The rebels accused DRC of sending troops to attack their positions in Kanyarucinya, Eastern Congo in May and reneging on its commitment to the Kampala peace talks.
Critics say DRC President Joseph Kabila probably hoped that by starting war the UN intervention Brigade stationed in Goma would be compelled to join in.
The rebels accused Kabila of joining forces with Rwanda rebel group FDLR, to plunge the nation back into bloodshed.
The temporally fighting was a product of the collapse of peace talks between the two antagonistic camps in Kampala.
M23 expressed shock that while they requested Kabila for talks, “instead we are being bombed; M23 boys are outraged.”
The rebels later announced a ceasefire to allow the visit of UN Secretary General, Ban Ki-moon to Goma.
The Movement’s leader Bertrand Bisimwa recently said the decision to pursue peace talks is premised on the recommendation of Special UN Envoy for the Great Lakes region, Mary Robinson, who called for a political solution and peaceful dialogue to solve the conflicts in Eastern Congo.
He further quoted Ban Ki-moon as saying, “I understood the M23 Movement motivations; this Movement does not deserve to be crushed by the UN brigade.”
Bisiimwa said Ban “wishes that durable peace results from the dialogue between M23 and the DRC government,” adding, “the Addis-Ababa framework agreement referred to the M23 claims and that the international community gave prevalence to a political solution to end the M23 tragedy.”
The M23 had captured Goma last year but pulled out due to international pressure and intervention of leaders in the Great Lakes region.
The DRC army faced a mutiny last year in April, with M23 accusing Kabila of gross human rights abuses, rigging the Presidential election and massive segregation and entrenched corruption in the army.
To lay down their tools, M23 asked Kabila to release all political prisoners affiliated to the rebel group; declare Kivu a disaster area and formally recognize the ranks of the military and police on the basis of M23 OB (Order of Battle) presented by the movement.
UN backs peace talks
Meanwhile, welcoming the possible resumption of peace talks, the United Nations Special Envoy for Africa’s Great Lakes region has urged both sides to engage in earnest discussion to resolve all outstanding issues.
Mary Robinson, in a statement issued by her Office on Friday night, urged both sides to engage in earnest in their discussions in order to resolve all outstanding issues in the negotiations and to move toward the normalization of the situation in the eastern DRC.
“The Special Envoy underscored the importance of political efforts to achieve peace and security for the people the eastern Democratic Republic of the Congo and the region,” it added.
The Security Council in March authorized the deployment of an intervention brigade within MONUSCO to carry out targeted offensive operations, with or without the Congolese national army, against armed groups that threaten peace in eastern DRC.

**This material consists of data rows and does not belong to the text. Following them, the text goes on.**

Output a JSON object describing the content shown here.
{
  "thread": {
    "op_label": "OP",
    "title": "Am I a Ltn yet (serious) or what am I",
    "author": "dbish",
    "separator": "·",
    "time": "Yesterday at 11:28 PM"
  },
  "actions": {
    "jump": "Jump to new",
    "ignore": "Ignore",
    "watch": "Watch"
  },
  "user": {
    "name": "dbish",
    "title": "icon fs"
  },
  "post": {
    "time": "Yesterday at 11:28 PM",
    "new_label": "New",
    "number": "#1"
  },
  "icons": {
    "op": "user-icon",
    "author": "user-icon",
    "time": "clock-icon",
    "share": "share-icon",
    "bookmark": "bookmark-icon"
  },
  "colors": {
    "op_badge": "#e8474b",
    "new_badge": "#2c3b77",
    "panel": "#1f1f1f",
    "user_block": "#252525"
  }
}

A contingent of Tanzanian soldiers arrived Goma last month as part of the brigade.
Tensions have been heightened in the region recently as the M23 publicly decried the deployment of the intervention brigade.
The UN-brokered accord, signed in February by 11 African leaders, aims to end the cycles of conflict and violence in eastern DRC and to build peace in the wider region.

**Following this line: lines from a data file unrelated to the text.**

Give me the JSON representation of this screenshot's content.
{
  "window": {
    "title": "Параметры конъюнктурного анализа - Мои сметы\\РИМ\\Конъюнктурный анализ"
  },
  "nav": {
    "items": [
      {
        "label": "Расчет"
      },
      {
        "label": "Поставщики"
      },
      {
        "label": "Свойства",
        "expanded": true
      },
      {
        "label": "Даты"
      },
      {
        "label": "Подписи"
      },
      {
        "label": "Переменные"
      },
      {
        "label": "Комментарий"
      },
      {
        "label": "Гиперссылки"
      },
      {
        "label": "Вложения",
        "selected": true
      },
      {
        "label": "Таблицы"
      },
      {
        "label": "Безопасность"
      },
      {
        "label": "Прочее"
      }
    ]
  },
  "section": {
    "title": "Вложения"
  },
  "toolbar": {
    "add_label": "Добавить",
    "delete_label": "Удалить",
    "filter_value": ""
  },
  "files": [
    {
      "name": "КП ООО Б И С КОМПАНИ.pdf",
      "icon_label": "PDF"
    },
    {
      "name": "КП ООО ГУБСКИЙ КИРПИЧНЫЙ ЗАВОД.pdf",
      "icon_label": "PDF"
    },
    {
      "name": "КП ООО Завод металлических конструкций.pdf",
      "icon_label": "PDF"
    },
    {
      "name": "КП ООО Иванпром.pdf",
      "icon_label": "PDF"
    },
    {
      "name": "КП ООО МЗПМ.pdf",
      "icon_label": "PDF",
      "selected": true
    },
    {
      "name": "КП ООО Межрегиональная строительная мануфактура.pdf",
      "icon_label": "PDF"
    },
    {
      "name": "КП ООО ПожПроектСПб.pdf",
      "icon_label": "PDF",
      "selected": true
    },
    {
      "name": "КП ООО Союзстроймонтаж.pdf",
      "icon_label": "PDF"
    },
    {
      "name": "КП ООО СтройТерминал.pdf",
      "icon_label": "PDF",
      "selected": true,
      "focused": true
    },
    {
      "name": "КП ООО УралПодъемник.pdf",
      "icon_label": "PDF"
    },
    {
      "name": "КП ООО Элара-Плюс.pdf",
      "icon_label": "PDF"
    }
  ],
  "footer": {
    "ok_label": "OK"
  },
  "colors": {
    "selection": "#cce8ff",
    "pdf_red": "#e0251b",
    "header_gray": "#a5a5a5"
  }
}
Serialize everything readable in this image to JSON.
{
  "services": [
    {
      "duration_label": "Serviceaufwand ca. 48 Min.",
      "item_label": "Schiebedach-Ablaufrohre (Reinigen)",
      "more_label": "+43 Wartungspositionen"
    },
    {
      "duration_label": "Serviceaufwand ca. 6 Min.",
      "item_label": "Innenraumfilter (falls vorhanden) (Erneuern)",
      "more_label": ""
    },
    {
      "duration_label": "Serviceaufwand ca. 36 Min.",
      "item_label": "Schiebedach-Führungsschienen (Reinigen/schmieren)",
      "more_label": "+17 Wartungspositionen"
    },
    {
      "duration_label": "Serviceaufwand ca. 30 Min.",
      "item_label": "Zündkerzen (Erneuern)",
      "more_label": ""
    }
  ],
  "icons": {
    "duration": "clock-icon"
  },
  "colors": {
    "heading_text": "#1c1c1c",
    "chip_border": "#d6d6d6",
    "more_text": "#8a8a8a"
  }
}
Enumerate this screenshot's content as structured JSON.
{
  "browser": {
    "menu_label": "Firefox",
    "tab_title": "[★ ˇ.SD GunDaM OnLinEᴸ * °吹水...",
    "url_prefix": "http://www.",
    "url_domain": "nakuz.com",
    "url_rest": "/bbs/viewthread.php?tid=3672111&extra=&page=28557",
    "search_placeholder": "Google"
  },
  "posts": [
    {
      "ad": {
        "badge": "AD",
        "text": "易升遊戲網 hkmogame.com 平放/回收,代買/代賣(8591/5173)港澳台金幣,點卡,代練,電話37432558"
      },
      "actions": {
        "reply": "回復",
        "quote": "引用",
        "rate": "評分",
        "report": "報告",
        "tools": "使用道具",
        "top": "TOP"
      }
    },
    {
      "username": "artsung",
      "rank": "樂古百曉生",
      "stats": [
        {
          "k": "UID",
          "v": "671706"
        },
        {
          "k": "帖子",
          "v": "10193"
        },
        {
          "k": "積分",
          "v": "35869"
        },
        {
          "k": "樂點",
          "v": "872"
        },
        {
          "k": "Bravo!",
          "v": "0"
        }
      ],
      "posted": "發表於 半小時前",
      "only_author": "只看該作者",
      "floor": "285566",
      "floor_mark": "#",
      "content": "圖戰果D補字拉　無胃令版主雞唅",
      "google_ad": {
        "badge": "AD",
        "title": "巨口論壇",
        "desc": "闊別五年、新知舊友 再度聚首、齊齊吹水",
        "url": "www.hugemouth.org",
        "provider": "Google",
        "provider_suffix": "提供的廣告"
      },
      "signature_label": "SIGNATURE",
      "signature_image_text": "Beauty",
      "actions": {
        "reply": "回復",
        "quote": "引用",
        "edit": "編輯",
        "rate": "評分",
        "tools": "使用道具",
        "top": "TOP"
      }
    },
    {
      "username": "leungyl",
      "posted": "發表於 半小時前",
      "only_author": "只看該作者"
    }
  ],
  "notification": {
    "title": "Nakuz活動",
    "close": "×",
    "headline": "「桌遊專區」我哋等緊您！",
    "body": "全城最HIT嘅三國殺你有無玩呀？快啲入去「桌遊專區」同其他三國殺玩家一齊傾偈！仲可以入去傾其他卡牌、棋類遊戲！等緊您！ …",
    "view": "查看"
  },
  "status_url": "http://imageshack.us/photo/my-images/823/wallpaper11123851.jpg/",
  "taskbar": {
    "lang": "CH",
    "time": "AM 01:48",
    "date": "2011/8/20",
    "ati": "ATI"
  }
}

Mrs. Robinson also travelled to the region in late April and early May to push for implementation of the framework.
On 21 May, she proposed a set of principles for peace, which seek to guide immediate efforts to tackle the crisis in the region, while maintaining a focus on long-term solutions.
They recognize the importance of ending the suffering of the mostly women and children who have been displaced by the violence, and call for the acceleration of the voluntary return of all refugees in the region.
They also call for the demobilization of all armed groups active in eastern DRC, and urge all parties to comply with all their obligations under international law.